Exercise instructions.
Every line below should be repeated exactly as written.

------ Source data ------

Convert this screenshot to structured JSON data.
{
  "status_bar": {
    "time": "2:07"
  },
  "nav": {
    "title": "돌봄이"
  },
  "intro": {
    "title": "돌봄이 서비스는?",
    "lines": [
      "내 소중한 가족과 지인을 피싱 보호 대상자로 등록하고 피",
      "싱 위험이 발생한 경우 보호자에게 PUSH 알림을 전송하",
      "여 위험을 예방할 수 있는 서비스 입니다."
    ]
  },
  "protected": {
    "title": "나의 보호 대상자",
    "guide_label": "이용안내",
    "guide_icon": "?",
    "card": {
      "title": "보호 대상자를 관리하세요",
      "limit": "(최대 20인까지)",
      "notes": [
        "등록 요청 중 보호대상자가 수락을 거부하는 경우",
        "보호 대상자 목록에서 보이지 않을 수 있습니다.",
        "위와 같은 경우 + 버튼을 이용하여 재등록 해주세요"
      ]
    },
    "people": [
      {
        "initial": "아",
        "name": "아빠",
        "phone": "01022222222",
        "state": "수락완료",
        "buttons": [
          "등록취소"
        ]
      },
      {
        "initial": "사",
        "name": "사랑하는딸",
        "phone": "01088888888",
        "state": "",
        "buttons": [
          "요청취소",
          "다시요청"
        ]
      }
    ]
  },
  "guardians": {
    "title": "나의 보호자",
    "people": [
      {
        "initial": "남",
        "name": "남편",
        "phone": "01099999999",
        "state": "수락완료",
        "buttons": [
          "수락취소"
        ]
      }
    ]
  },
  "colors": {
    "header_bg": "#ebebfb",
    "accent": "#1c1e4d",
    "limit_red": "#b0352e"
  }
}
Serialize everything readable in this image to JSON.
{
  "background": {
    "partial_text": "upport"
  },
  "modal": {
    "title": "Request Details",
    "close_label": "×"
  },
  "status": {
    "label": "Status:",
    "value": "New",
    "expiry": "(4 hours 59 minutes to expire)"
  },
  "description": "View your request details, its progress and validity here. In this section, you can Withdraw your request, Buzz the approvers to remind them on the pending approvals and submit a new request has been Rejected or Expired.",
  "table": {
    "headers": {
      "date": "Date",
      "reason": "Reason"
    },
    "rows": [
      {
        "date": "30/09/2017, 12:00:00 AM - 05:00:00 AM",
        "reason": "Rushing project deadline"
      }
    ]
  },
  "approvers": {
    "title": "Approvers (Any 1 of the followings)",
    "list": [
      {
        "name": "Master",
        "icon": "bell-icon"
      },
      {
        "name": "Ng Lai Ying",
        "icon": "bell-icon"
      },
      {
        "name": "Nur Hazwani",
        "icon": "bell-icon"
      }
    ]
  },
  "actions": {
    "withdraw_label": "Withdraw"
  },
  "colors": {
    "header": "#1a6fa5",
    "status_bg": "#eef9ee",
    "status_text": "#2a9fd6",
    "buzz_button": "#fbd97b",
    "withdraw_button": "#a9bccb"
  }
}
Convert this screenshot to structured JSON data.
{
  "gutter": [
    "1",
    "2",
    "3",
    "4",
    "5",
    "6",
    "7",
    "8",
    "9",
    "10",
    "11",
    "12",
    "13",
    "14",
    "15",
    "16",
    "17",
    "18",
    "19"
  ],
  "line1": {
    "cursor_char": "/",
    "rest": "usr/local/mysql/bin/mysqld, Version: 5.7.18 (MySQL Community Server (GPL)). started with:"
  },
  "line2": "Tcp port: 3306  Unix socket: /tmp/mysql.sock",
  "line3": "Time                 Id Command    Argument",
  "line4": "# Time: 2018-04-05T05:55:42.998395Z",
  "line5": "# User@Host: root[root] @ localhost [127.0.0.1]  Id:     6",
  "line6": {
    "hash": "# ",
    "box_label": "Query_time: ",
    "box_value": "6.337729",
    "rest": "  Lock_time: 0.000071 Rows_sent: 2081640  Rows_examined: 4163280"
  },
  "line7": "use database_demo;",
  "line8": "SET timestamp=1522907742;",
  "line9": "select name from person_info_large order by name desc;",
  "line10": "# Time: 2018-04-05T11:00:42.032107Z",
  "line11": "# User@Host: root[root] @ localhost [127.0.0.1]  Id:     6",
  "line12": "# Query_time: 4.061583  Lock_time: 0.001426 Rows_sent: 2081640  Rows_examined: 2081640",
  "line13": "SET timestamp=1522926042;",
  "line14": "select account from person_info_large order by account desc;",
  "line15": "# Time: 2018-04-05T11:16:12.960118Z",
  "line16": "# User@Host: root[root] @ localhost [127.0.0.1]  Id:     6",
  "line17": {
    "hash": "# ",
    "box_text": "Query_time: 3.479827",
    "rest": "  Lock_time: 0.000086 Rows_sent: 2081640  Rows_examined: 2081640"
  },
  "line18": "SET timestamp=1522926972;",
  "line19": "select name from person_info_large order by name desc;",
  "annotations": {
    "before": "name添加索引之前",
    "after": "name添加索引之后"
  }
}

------

Result.
Convert this screenshot to structured JSON data.
{
  "status_bar": {
    "time": "2:07"
  },
  "nav": {
    "title": "돌봄이"
  },
  "intro": {
    "title": "돌봄이 서비스는?",
    "lines": [
      "내 소중한 가족과 지인을 피싱 보호 대상자로 등록하고 피",
      "싱 위험이 발생한 경우 보호자에게 PUSH 알림을 전송하",
      "여 위험을 예방할 수 있는 서비스 입니다."
    ]
  },
  "protected": {
    "title": "나의 보호 대상자",
    "guide_label": "이용안내",
    "guide_icon": "?",
    "card": {
      "title": "보호 대상자를 관리하세요",
      "limit": "(최대 20인까지)",
      "notes": [
        "등록 요청 중 보호대상자가 수락을 거부하는 경우",
        "보호 대상자 목록에서 보이지 않을 수 있습니다.",
        "위와 같은 경우 + 버튼을 이용하여 재등록 해주세요"
      ]
    },
    "people": [
      {
        "initial": "아",
        "name": "아빠",
        "phone": "01022222222",
        "state": "수락완료",
        "buttons": [
          "등록취소"
        ]
      },
      {
        "initial": "사",
        "name": "사랑하는딸",
        "phone": "01088888888",
        "state": "",
        "buttons": [
          "요청취소",
          "다시요청"
        ]
      }
    ]
  },
  "guardians": {
    "title": "나의 보호자",
    "people": [
      {
        "initial": "남",
        "name": "남편",
        "phone": "01099999999",
        "state": "수락완료",
        "buttons": [
          "수락취소"
        ]
      }
    ]
  },
  "colors": {
    "header_bg": "#ebebfb",
    "accent": "#1c1e4d",
    "limit_red": "#b0352e"
  }
}
Serialize everything readable in this image to JSON.
{
  "background": {
    "partial_text": "upport"
  },
  "modal": {
    "title": "Request Details",
    "close_label": "×"
  },
  "status": {
    "label": "Status:",
    "value": "New",
    "expiry": "(4 hours 59 minutes to expire)"
  },
  "description": "View your request details, its progress and validity here. In this section, you can Withdraw your request, Buzz the approvers to remind them on the pending approvals and submit a new request has been Rejected or Expired.",
  "table": {
    "headers": {
      "date": "Date",
      "reason": "Reason"
    },
    "rows": [
      {
        "date": "30/09/2017, 12:00:00 AM - 05:00:00 AM",
        "reason": "Rushing project deadline"
      }
    ]
  },
  "approvers": {
    "title": "Approvers (Any 1 of the followings)",
    "list": [
      {
        "name": "Master",
        "icon": "bell-icon"
      },
      {
        "name": "Ng Lai Ying",
        "icon": "bell-icon"
      },
      {
        "name": "Nur Hazwani",
        "icon": "bell-icon"
      }
    ]
  },
  "actions": {
    "withdraw_label": "Withdraw"
  },
  "colors": {
    "header": "#1a6fa5",
    "status_bg": "#eef9ee",
    "status_text": "#2a9fd6",
    "buzz_button": "#fbd97b",
    "withdraw_button": "#a9bccb"
  }
}
Convert this screenshot to structured JSON data.
{
  "gutter": [
    "1",
    "2",
    "3",
    "4",
    "5",
    "6",
    "7",
    "8",
    "9",
    "10",
    "11",
    "12",
    "13",
    "14",
    "15",
    "16",
    "17",
    "18",
    "19"
  ],
  "line1": {
    "cursor_char": "/",
    "rest": "usr/local/mysql/bin/mysqld, Version: 5.7.18 (MySQL Community Server (GPL)). started with:"
  },
  "line2": "Tcp port: 3306  Unix socket: /tmp/mysql.sock",
  "line3": "Time                 Id Command    Argument",
  "line4": "# Time: 2018-04-05T05:55:42.998395Z",
  "line5": "# User@Host: root[root] @ localhost [127.0.0.1]  Id:     6",
  "line6": {
    "hash": "# ",
    "box_label": "Query_time: ",
    "box_value": "6.337729",
    "rest": "  Lock_time: 0.000071 Rows_sent: 2081640  Rows_examined: 4163280"
  },
  "line7": "use database_demo;",
  "line8": "SET timestamp=1522907742;",
  "line9": "select name from person_info_large order by name desc;",
  "line10": "# Time: 2018-04-05T11:00:42.032107Z",
  "line11": "# User@Host: root[root] @ localhost [127.0.0.1]  Id:     6",
  "line12": "# Query_time: 4.061583  Lock_time: 0.001426 Rows_sent: 2081640  Rows_examined: 2081640",
  "line13": "SET timestamp=1522926042;",
  "line14": "select account from person_info_large order by account desc;",
  "line15": "# Time: 2018-04-05T11:16:12.960118Z",
  "line16": "# User@Host: root[root] @ localhost [127.0.0.1]  Id:     6",
  "line17": {
    "hash": "# ",
    "box_text": "Query_time: 3.479827",
    "rest": "  Lock_time: 0.000086 Rows_sent: 2081640  Rows_examined: 2081640"
  },
  "line18": "SET timestamp=1522926972;",
  "line19": "select name from person_info_large order by name desc;",
  "annotations": {
    "before": "name添加索引之前",
    "after": "name添加索引之后"
  }
}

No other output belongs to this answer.